Smart homes allow you to connect all your electronics, from heating to security, to one single device, such as a smartphone or tablet and control everything remotely. New technology in these areas is particularly useful to seniors today, allowing them to safely age in place for longer.
Smart lighting, for example, will learn your schedule and adjust to you needs, turning on and off at predetermined intervals based on the time of day and your activities. When you approach the house, lights will turn on and when you leave they will turn off. This type of lighting system can also adjust from dark to light more gradually, giving older eyes more time to adjust, reducing strain.

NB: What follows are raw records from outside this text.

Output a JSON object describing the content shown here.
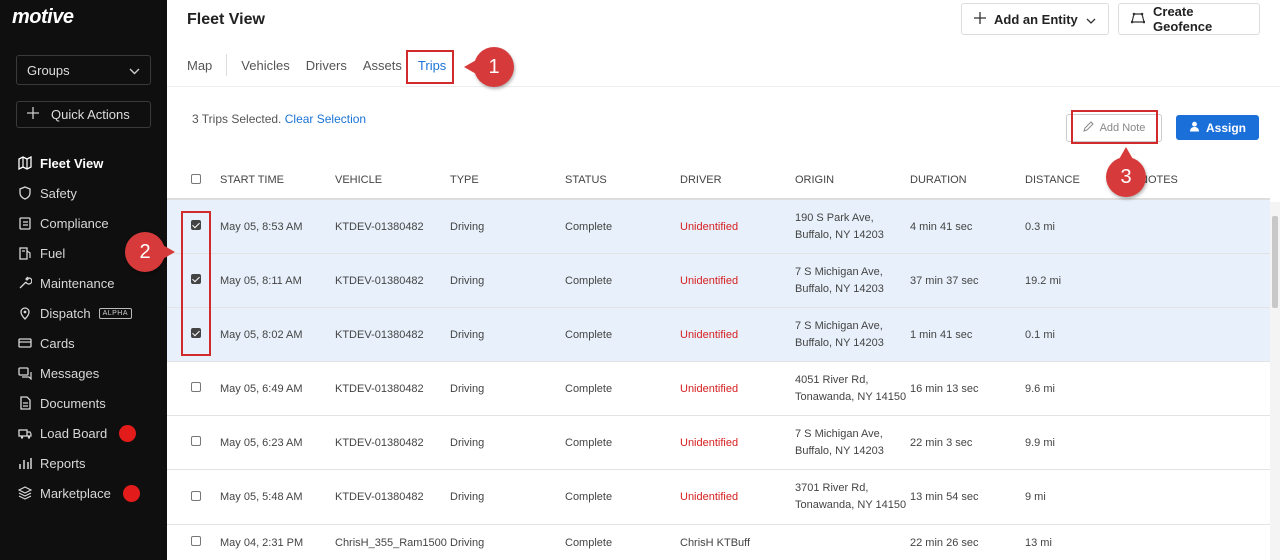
{
  "brand": {
    "logo": "motive"
  },
  "sidebar": {
    "groups_label": "Groups",
    "quick_actions_label": "Quick Actions",
    "items": [
      {
        "label": "Fleet View",
        "icon": "map-icon",
        "active": true
      },
      {
        "label": "Safety",
        "icon": "shield-icon"
      },
      {
        "label": "Compliance",
        "icon": "clipboard-icon"
      },
      {
        "label": "Fuel",
        "icon": "fuel-icon"
      },
      {
        "label": "Maintenance",
        "icon": "wrench-icon"
      },
      {
        "label": "Dispatch",
        "icon": "location-pin-icon",
        "badge": "ALPHA"
      },
      {
        "label": "Cards",
        "icon": "card-icon"
      },
      {
        "label": "Messages",
        "icon": "chat-icon"
      },
      {
        "label": "Documents",
        "icon": "document-icon"
      },
      {
        "label": "Load Board",
        "icon": "truck-icon",
        "dot": true
      },
      {
        "label": "Reports",
        "icon": "bar-chart-icon"
      },
      {
        "label": "Marketplace",
        "icon": "layers-icon",
        "dot": true
      }
    ]
  },
  "header": {
    "title": "Fleet View",
    "add_entity_label": "Add an Entity",
    "create_geofence_label": "Create Geofence"
  },
  "tabs": [
    "Map",
    "Vehicles",
    "Drivers",
    "Assets",
    "Trips"
  ],
  "active_tab": "Trips",
  "selection": {
    "text": "3 Trips Selected.",
    "clear_label": "Clear Selection",
    "add_note_label": "Add Note",
    "assign_label": "Assign"
  },
  "table": {
    "columns": [
      "START TIME",
      "VEHICLE",
      "TYPE",
      "STATUS",
      "DRIVER",
      "ORIGIN",
      "DURATION",
      "DISTANCE",
      "NOTES"
    ],
    "rows": [
      {
        "checked": true,
        "start": "May 05, 8:53 AM",
        "vehicle": "KTDEV-01380482",
        "type": "Driving",
        "status": "Complete",
        "driver": "Unidentified",
        "origin1": "190 S Park Ave,",
        "origin2": "Buffalo, NY 14203",
        "duration": "4 min 41 sec",
        "distance": "0.3 mi",
        "notes": ""
      },
      {
        "checked": true,
        "start": "May 05, 8:11 AM",
        "vehicle": "KTDEV-01380482",
        "type": "Driving",
        "status": "Complete",
        "driver": "Unidentified",
        "origin1": "7 S Michigan Ave,",
        "origin2": "Buffalo, NY 14203",
        "duration": "37 min 37 sec",
        "distance": "19.2 mi",
        "notes": ""
      },
      {
        "checked": true,
        "start": "May 05, 8:02 AM",
        "vehicle": "KTDEV-01380482",
        "type": "Driving",
        "status": "Complete",
        "driver": "Unidentified",
        "origin1": "7 S Michigan Ave,",
        "origin2": "Buffalo, NY 14203",
        "duration": "1 min 41 sec",
        "distance": "0.1 mi",
        "notes": ""
      },
      {
        "checked": false,
        "start": "May 05, 6:49 AM",
        "vehicle": "KTDEV-01380482",
        "type": "Driving",
        "status": "Complete",
        "driver": "Unidentified",
        "origin1": "4051 River Rd,",
        "origin2": "Tonawanda, NY 14150",
        "duration": "16 min 13 sec",
        "distance": "9.6 mi",
        "notes": ""
      },
      {
        "checked": false,
        "start": "May 05, 6:23 AM",
        "vehicle": "KTDEV-01380482",
        "type": "Driving",
        "status": "Complete",
        "driver": "Unidentified",
        "origin1": "7 S Michigan Ave,",
        "origin2": "Buffalo, NY 14203",
        "duration": "22 min 3 sec",
        "distance": "9.9 mi",
        "notes": ""
      },
      {
        "checked": false,
        "start": "May 05, 5:48 AM",
        "vehicle": "KTDEV-01380482",
        "type": "Driving",
        "status": "Complete",
        "driver": "Unidentified",
        "origin1": "3701 River Rd,",
        "origin2": "Tonawanda, NY 14150",
        "duration": "13 min 54 sec",
        "distance": "9 mi",
        "notes": ""
      },
      {
        "checked": false,
        "start": "May 04, 2:31 PM",
        "vehicle": "ChrisH_355_Ram1500",
        "type": "Driving",
        "status": "Complete",
        "driver": "ChrisH KTBuff",
        "origin1": "",
        "origin2": "",
        "duration": "22 min 26 sec",
        "distance": "13 mi",
        "notes": ""
      }
    ]
  },
  "annotations": {
    "step1": "1",
    "step2": "2",
    "step3": "3"
  },
  "colors": {
    "accent": "#1b74d6",
    "annotation": "#d12a2a",
    "unidentified": "#d62020"
  }
}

But how do these technologies work for seniors needs in practice? When Helge Farsund was diagnosed with Alzheimer's four years ago, her husband Kari began searching for a system that could help both of their lives remain as normal as possible. Abilia, a healthcare technology company, had exactly what he was searching for: a smarter home system that would allow his wife to remain safe and comfortable in their house. The center of the system is a wall mounted tablet device,complete with Skype, allowing carers to check in easily with patients. There is also a planner for upcoming events and spoken reminders for patients when they need to perform certain tasks. In addition, motion sensors around the house detect which rooms are occupied, when doors are opened, or even if a stove is left on too long.

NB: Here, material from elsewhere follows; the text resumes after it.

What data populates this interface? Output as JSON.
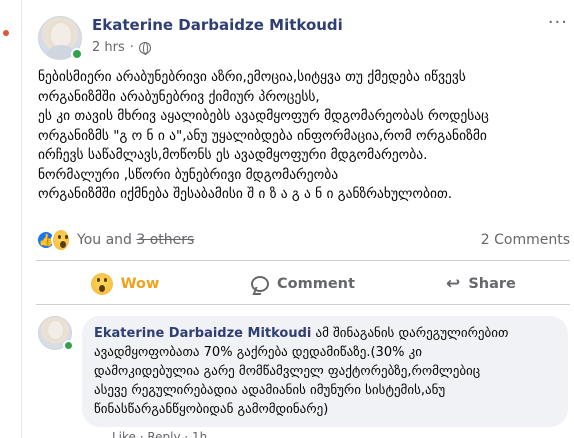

Mrs Farsund explained how the system has helped her: that it explains to her what is happening each day, allowing her to look forward to events and maintain a schedule. For Mr Farsund the benefits are more practical, for example if his wife gets up in the night and opens a door, he will be alerted. For both, a smarter home has allowed them to live more comfortably and safely than would otherwise be possible.